I believe that trust and respect are the most important assets a government, indeed a system on any level, can possess. They are the most difficult to develop, and the easiest to lose.
The reality is that trust and respect are threatened by change. Why? Because change increases uncertainty and risk, and thereby tests our trust and our respect for one other.
It appears that politicians in general are losing the respect and the trust of the populace. Worldwide. I attribute this to the rapid rate of change which politicians have deep trouble responding to with any success. For them, it is a constant struggle. The problems keep getting more complex every day; and with the complexity their popularity keeps getting lower, falling day by day.
The repercussions can be catastrophic. Not just loss of power for the leaders; but loss of power for the state as well.

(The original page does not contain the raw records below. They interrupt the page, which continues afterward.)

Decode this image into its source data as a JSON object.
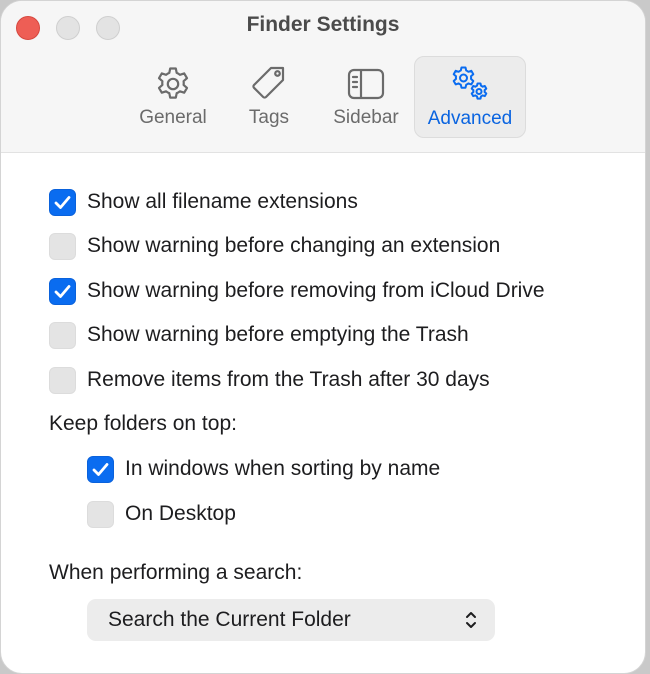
{
  "window": {
    "title": "Finder Settings"
  },
  "tabs": [
    {
      "label": "General",
      "icon": "gear-icon",
      "active": false
    },
    {
      "label": "Tags",
      "icon": "tag-icon",
      "active": false
    },
    {
      "label": "Sidebar",
      "icon": "sidebar-icon",
      "active": false
    },
    {
      "label": "Advanced",
      "icon": "gears-icon",
      "active": true
    }
  ],
  "options": [
    {
      "label": "Show all filename extensions",
      "checked": true
    },
    {
      "label": "Show warning before changing an extension",
      "checked": false
    },
    {
      "label": "Show warning before removing from iCloud Drive",
      "checked": true
    },
    {
      "label": "Show warning before emptying the Trash",
      "checked": false
    },
    {
      "label": "Remove items from the Trash after 30 days",
      "checked": false
    }
  ],
  "folders": {
    "heading": "Keep folders on top:",
    "options": [
      {
        "label": "In windows when sorting by name",
        "checked": true
      },
      {
        "label": "On Desktop",
        "checked": false
      }
    ]
  },
  "search": {
    "heading": "When performing a search:",
    "selected": "Search the Current Folder"
  },
  "colors": {
    "accent": "#0a6cf0",
    "close": "#ee5e55",
    "active_tab_text": "#0a64e0"
  }
}
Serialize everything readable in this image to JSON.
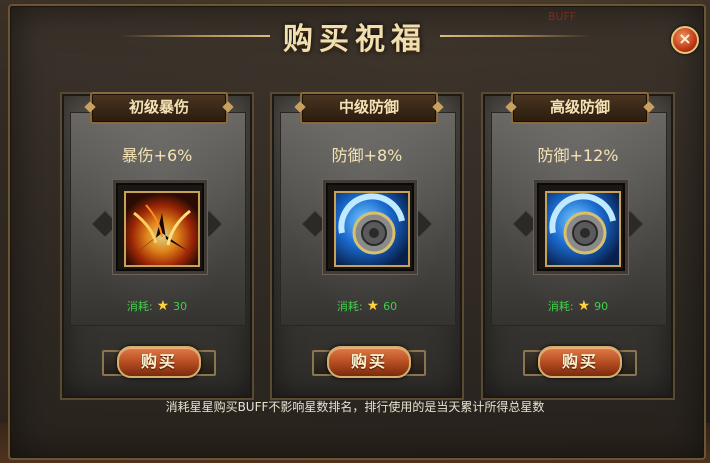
{
  "dialog": {
    "title": "购买祝福",
    "close_label": "×",
    "buff_label": "BUFF"
  },
  "cards": [
    {
      "name": "初级暴伤",
      "bonus": "暴伤+6%",
      "cost_label": "消耗:",
      "cost_value": "30",
      "buy_label": "购买",
      "icon": "fire-slash-icon"
    },
    {
      "name": "中级防御",
      "bonus": "防御+8%",
      "cost_label": "消耗:",
      "cost_value": "60",
      "buy_label": "购买",
      "icon": "blue-shield-icon"
    },
    {
      "name": "高级防御",
      "bonus": "防御+12%",
      "cost_label": "消耗:",
      "cost_value": "90",
      "buy_label": "购买",
      "icon": "blue-shield-icon"
    }
  ],
  "footer_note": "消耗星星购买BUFF不影响星数排名，排行使用的是当天累计所得总星数",
  "colors": {
    "cost_green": "#3fd04a",
    "star": "#ffd23a",
    "title": "#f2dfb0"
  }
}
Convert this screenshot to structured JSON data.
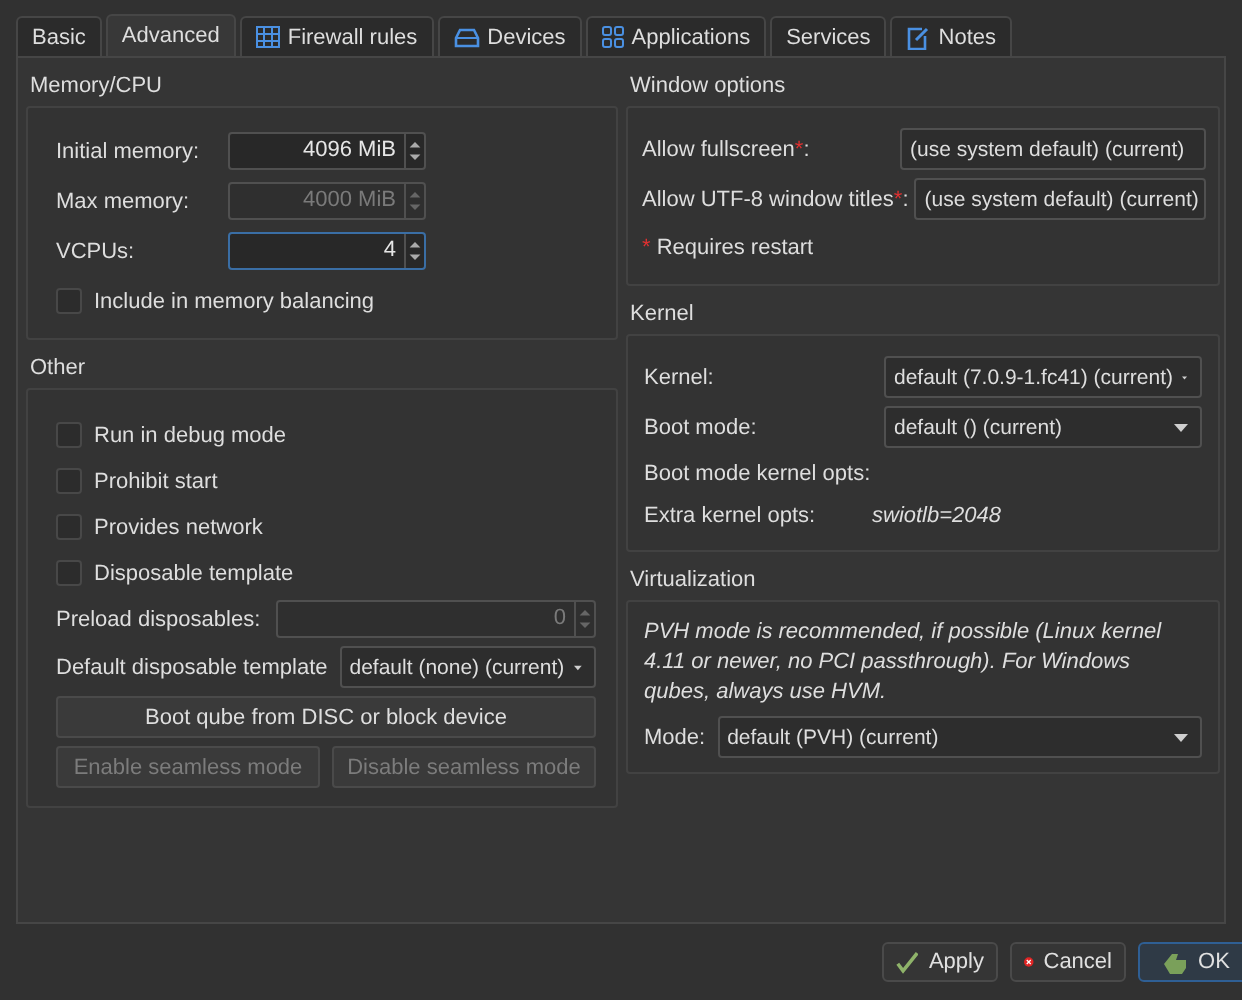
{
  "tabs": [
    {
      "label": "Basic",
      "selected": false
    },
    {
      "label": "Advanced",
      "selected": true
    },
    {
      "label": "Firewall rules",
      "selected": false
    },
    {
      "label": "Devices",
      "selected": false
    },
    {
      "label": "Applications",
      "selected": false
    },
    {
      "label": "Services",
      "selected": false
    },
    {
      "label": "Notes",
      "selected": false
    }
  ],
  "memory_cpu": {
    "title": "Memory/CPU",
    "fields": [
      {
        "label": "Initial memory:",
        "value": "4096 MiB",
        "disabled": false,
        "focused": false
      },
      {
        "label": "Max memory:",
        "value": "4000 MiB",
        "disabled": true,
        "focused": false
      },
      {
        "label": "VCPUs:",
        "value": "4",
        "disabled": false,
        "focused": true
      }
    ],
    "checkboxes": [
      {
        "label": "Include in memory balancing",
        "checked": false
      }
    ]
  },
  "other": {
    "title": "Other",
    "checkboxes": [
      {
        "label": "Run in debug mode",
        "checked": false
      },
      {
        "label": "Prohibit start",
        "checked": false
      },
      {
        "label": "Provides network",
        "checked": false
      },
      {
        "label": "Disposable template",
        "checked": false
      }
    ],
    "preload": {
      "label": "Preload disposables:",
      "value": "0",
      "disabled": true
    },
    "default_template": {
      "label": "Default disposable template",
      "value": "default (none) (current)"
    },
    "boot_button": {
      "label": "Boot qube from DISC or block device",
      "disabled": false
    },
    "seamless_buttons": [
      {
        "label": "Enable seamless mode",
        "disabled": true
      },
      {
        "label": "Disable seamless mode",
        "disabled": true
      }
    ]
  },
  "window_options": {
    "title": "Window options",
    "rows": [
      {
        "label": "Allow fullscreen",
        "mark": "*",
        "suffix": ":",
        "value": "(use system default) (current)"
      },
      {
        "label": "Allow UTF-8 window titles",
        "mark": "*",
        "suffix": ":",
        "value": "(use system default) (current)"
      }
    ],
    "note": {
      "mark": "*",
      "text": "Requires restart"
    }
  },
  "kernel": {
    "title": "Kernel",
    "rows": [
      {
        "kind": "select",
        "label": "Kernel:",
        "value": "default (7.0.9-1.fc41) (current)"
      },
      {
        "kind": "select",
        "label": "Boot mode:",
        "value": "default () (current)"
      },
      {
        "kind": "text",
        "label": "Boot mode kernel opts:"
      },
      {
        "kind": "text",
        "label": "Extra kernel opts:",
        "value": "swiotlb=2048"
      }
    ]
  },
  "virtualization": {
    "title": "Virtualization",
    "hint": "PVH mode is recommended, if possible (Linux kernel 4.11 or newer, no PCI passthrough). For Windows qubes, always use HVM.",
    "mode": {
      "label": "Mode:",
      "value": "default (PVH) (current)"
    }
  },
  "buttons": [
    {
      "label": "Apply",
      "default": false
    },
    {
      "label": "Cancel",
      "default": false
    },
    {
      "label": "OK",
      "default": true
    }
  ]
}
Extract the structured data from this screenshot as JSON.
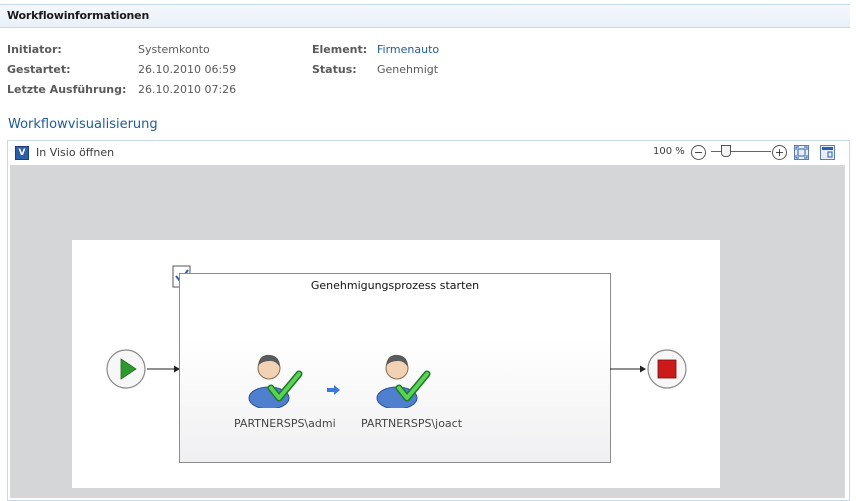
{
  "header": {
    "title": "Workflowinformationen"
  },
  "info": {
    "initiator_label": "Initiator:",
    "initiator_value": "Systemkonto",
    "started_label": "Gestartet:",
    "started_value": "26.10.2010 06:59",
    "last_run_label": "Letzte Ausführung:",
    "last_run_value": "26.10.2010 07:26",
    "element_label": "Element:",
    "element_value": "Firmenauto",
    "status_label": "Status:",
    "status_value": "Genehmigt"
  },
  "visualization": {
    "title": "Workflowvisualisierung",
    "open_visio_label": "In Visio öffnen",
    "zoom_level": "100 %",
    "stage_title": "Genehmigungsprozess starten",
    "approvers": [
      {
        "label": "PARTNERSPS\\admi"
      },
      {
        "label": "PARTNERSPS\\joact"
      }
    ]
  },
  "colors": {
    "link": "#1f5c99",
    "canvas": "#d4d6d8",
    "start_green": "#2e9a2e",
    "end_red": "#cc1a1a"
  }
}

It is probably a truism by now: the greater the rate of change the more acute the conflicts. In the twentieth century more people were murdered by other people than in the entire history of mankind. What will the twenty-first century bring with the proliferation of nuclear weapons and /or weapons of mass destruction?
We should ask ourselves: Is the world marching to its destruction or to the Age of Aquarius? I suggest that it depends upon whether MT&R among nations, people and religions will be the guiding compass or not.
A related conundrum confronts us on the corporate level. Which corporations will succeed and which will go under? Again, I would say that it depends whether MT&R can help solve differences between management, workers and stockholders, and whether in the end a unity of interests can be produced. One factor that made Germany successful in recent decades was the collaboration of management and workers through the system of co-determination.
The more collaboration the better in time of change.
It is important to recognize these realities. Change is a centripetal force. Technology has brought the world closer together. But without MT&R change becomes a centrifugal force too. And not easy to control.
Today the conflicts between political parties are particularly bitter. And conflicts of interests increasingly drive people and political parties farther and farther apart, without much hope of a collaborative solution. Trust is rapidly disappearing. And disintegration within corporations, the silo phenomena, is a repetitive syndrome.
Political leaders in democratic society have for the most part become prisoners of the polls. They find themselves constrained, unable to take positions that they recognize are necessary for the health of the economy. The pressure groups within the society are too vocal, and our new social media galvanizes the voters to respond immediately and emotionally to the latest pressure. See Greece. See France.
In the face of this broad ranging decline, destructive conflicts have begun to assume a dominating role, which in turn appears to be opening the door to totalitarian leadership.
What is the solution?
The democratic system designed hundreds of years ago does not seem to be responding well anymore to the challenge that chronic and complex change poses.
The remedy on the macro level then is to reconsider how democracy should work given the chaotic environment we live in. It needs to be reconstructed. Along what lines? I am afraid that is another paper, or at least an extended talk that will try your patience. I can say, however, that the restructuring begins with developing paths towards mutual respect and trust. It will require structural and educational changes which will mean a paradigmatic shift in our value system.
On the corporate level, with respect to leadership, education and training, MBA schools need to re-design their curricula, so they move away from concentrating on individual leadership and begin to emphasize the necessity of collaborative management and team-work. So that the curriculum begin to focus on ways to construct coalitions whose main goal is to achieve common interests.
Major changes in our environment call for major changes in how we manage.
Dr. Ichak Kalderon Adizes